Virtual reality is a favorite simulation method used in the video game industry, but this technology has additional, more practical uses. Companies in various industries are using VR to help with employee training, virtual tours, live streaming events and other real-world applications.
In the HVACR industry, VR could help clients visualize the blueprints of a room or building for better spatial recognition. It could even be used to view the inner workings of a machine so technicians could see how to best service and repair a unit. VR could even be used to show potential clients a virtual representation of their proposed HVACR system, offering customers newfound transparency into the construction of their system.
VR also aids in the training of employees, allowing new hires and seasoned veterans alike to try their hand at servicing or repairing HVACR units and other equipment in a risk-free environment.
Digital thermostats offer many advantages over traditional models, including accessibility and ease of use, with most smart thermostats being controlled from a smartphone or tablet.

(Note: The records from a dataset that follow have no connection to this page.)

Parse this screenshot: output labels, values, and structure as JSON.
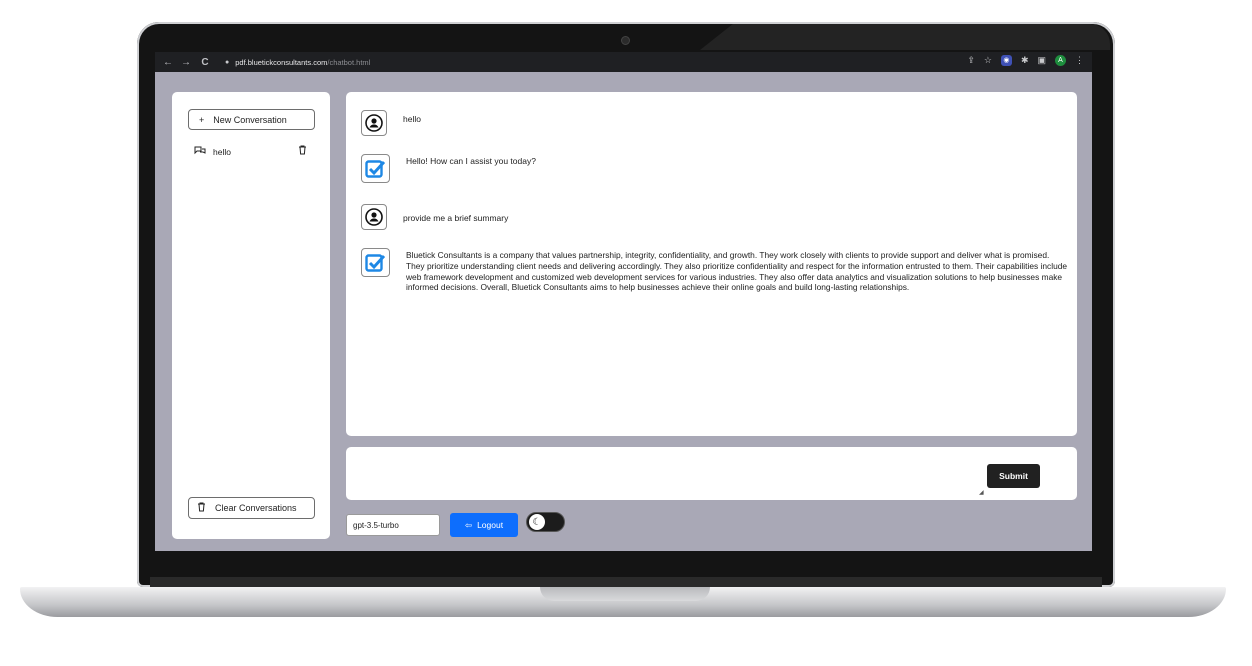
{
  "browser": {
    "url_host": "pdf.bluetickconsultants.com",
    "url_path": "/chatbot.html",
    "nav_back": "←",
    "nav_forward": "→",
    "nav_reload": "C",
    "lock_icon": "🔒",
    "profile_letter": "A"
  },
  "sidebar": {
    "new_conversation_label": "New Conversation",
    "conversations": [
      {
        "title": "hello"
      }
    ],
    "clear_conversations_label": "Clear Conversations"
  },
  "chat": {
    "messages": [
      {
        "role": "user",
        "text": "hello"
      },
      {
        "role": "bot",
        "text": "Hello! How can I assist you today?"
      },
      {
        "role": "user",
        "text": "provide me a brief summary"
      },
      {
        "role": "bot",
        "text": "Bluetick Consultants is a company that values partnership, integrity, confidentiality, and growth. They work closely with clients to provide support and deliver what is promised. They prioritize understanding client needs and delivering accordingly. They also prioritize confidentiality and respect for the information entrusted to them. Their capabilities include web framework development and customized web development services for various industries. They also offer data analytics and visualization solutions to help businesses make informed decisions. Overall, Bluetick Consultants aims to help businesses achieve their online goals and build long-lasting relationships."
      }
    ]
  },
  "composer": {
    "value": "",
    "submit_label": "Submit"
  },
  "footer": {
    "model_value": "gpt-3.5-turbo",
    "logout_label": "Logout"
  },
  "colors": {
    "accent": "#0d6efd",
    "bot_check": "#1e88e5",
    "submit_bg": "#212121",
    "app_bg": "#a9a8b6"
  },
  "icons": [
    "arrow-left-icon",
    "arrow-right-icon",
    "reload-icon",
    "lock-icon",
    "share-icon",
    "star-icon",
    "extension-icon",
    "puzzle-icon",
    "sidebar-icon",
    "menu-icon",
    "plus-icon",
    "chat-icon",
    "trash-icon",
    "user-icon",
    "checkbox-icon",
    "logout-icon",
    "moon-icon"
  ]
}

Smart thermostat technology gives users the ability to remotely manage the temperature in their home to help them save money on energy costs.
Beyond their usability, smart thermostats have helped to revolutionize HVACR systems. With smart thermostats, HVACR units are now more energy efficient, customizable and compatible with smart home technologies.
Internet of Things
From cars to refrigerators, universal wireless connectivity (called the Internet of Things or IoT) is changing how devices work and interact with one another.
Smart thermostats are only one example of the HVACR industry ties to the IoT. For example, a Wi-Fi connected HVACR system could use preventative diagnostics to detect potential errors instead of relying on user recognition or a system malfunction. Upon detection (and with help from IoT-connected devices), the system could send a service notification to the owner or repair team. It could also take measures to remedy any further damage.
Internet-enabled HVACR units (with the help of smart thermostats) are also more capable of detecting changes in their environment and making automatic adjustments to keep a room or space comfortable.